Our guess is that Microsoft will keep pretending to be huge, even as the market share of Windows (and other things) continues to decrease
Techrights Will Tell the Story (Until Next Year!) of How Since 2022 It Has Been Under a Coordinated Attack by a Horde of Vandals and Nutcases
People like these belong in handcuffs and behind bars (sometimes they are) and our readers still deserve to know the full story. It's a cautionary tale for other groups and sites
Why It Became Essential to Split GNU/Linux Stories from the Rest
These sites aren't babies anymore. In terms of age, they're already adults.
Losses and Gains in an Age of Oligarchy - A Techrights Perspective
If you don't even try to fix something, there's not even a chance it'll get fixed
Google (and the Likes Of It) Will Cause Catastrophic Information Loss Rather Than Organise the World's Information
Informational and cultural losses due to technological plunder
Links 28/09/2023: GNOME 45 Release Party, 'Smart' Homes Orphaned
Links for the day
Security Leftovers
Xen, breaches, and more

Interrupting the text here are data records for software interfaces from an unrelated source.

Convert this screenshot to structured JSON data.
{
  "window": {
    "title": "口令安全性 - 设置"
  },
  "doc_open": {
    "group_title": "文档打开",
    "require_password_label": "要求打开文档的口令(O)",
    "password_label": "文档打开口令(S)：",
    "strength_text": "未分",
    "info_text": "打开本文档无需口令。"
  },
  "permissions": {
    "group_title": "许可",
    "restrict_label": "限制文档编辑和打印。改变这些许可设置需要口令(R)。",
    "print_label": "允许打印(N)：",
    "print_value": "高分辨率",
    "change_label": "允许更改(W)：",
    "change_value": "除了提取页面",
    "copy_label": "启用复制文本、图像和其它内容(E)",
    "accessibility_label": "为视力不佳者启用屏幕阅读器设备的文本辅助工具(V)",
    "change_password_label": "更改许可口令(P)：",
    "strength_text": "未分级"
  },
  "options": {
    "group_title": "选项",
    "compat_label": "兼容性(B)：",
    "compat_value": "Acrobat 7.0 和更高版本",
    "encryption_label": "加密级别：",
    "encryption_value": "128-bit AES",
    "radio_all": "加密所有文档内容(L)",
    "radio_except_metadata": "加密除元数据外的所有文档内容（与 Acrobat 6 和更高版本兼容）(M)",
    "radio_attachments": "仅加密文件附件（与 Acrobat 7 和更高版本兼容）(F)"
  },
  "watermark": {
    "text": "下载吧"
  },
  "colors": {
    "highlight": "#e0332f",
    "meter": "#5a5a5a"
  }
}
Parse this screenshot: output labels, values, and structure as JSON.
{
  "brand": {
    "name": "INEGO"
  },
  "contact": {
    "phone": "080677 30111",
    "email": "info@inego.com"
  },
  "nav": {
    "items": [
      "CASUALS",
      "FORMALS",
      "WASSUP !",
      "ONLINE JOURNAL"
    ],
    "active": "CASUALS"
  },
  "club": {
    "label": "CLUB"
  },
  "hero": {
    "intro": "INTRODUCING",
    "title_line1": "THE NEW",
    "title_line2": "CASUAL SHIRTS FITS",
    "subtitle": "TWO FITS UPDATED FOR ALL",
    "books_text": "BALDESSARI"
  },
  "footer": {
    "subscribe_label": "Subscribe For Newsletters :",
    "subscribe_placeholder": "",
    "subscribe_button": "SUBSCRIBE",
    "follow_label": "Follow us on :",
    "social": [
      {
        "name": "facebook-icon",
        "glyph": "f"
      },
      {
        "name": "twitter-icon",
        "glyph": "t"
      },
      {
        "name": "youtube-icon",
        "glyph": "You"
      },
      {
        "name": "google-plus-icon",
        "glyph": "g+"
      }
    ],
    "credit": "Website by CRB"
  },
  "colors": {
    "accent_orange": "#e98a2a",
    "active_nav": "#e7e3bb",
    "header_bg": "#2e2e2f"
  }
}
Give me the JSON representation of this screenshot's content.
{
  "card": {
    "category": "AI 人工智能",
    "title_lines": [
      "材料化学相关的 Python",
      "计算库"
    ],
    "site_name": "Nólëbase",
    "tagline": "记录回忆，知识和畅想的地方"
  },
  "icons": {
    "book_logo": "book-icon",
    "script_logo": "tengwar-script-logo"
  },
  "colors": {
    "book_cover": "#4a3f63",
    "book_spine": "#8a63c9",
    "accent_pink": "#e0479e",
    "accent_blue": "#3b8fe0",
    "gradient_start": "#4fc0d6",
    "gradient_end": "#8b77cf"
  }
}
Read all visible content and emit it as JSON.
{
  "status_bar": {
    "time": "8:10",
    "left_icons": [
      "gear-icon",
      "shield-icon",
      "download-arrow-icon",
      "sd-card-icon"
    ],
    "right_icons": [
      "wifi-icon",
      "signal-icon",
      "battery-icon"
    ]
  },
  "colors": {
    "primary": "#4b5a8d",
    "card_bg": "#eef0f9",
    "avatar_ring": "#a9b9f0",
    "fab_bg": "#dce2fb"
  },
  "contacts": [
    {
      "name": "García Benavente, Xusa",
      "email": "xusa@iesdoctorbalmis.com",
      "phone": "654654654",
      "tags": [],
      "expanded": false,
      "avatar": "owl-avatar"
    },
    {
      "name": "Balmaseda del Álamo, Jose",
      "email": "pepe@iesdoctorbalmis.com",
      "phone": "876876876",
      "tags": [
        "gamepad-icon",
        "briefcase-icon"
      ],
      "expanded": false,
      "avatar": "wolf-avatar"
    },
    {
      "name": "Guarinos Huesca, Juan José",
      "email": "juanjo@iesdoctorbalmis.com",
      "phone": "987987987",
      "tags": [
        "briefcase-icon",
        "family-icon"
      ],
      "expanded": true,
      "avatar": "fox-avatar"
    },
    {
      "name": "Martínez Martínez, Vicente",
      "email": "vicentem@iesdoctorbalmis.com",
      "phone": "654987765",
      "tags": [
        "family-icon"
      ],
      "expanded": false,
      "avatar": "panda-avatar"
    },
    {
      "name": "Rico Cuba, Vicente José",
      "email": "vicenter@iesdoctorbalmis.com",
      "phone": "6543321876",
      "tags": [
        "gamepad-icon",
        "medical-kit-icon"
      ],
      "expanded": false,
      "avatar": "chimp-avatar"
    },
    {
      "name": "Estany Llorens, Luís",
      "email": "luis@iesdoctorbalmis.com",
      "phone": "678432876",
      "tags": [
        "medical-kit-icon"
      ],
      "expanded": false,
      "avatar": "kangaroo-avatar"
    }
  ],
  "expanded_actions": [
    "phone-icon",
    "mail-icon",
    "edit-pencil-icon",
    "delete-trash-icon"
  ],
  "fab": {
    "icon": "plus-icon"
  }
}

GNOME Console Won’t Support Color Palettes or Profiles; Will Support Esperanto
Reprinted with permission from Ryan Farmer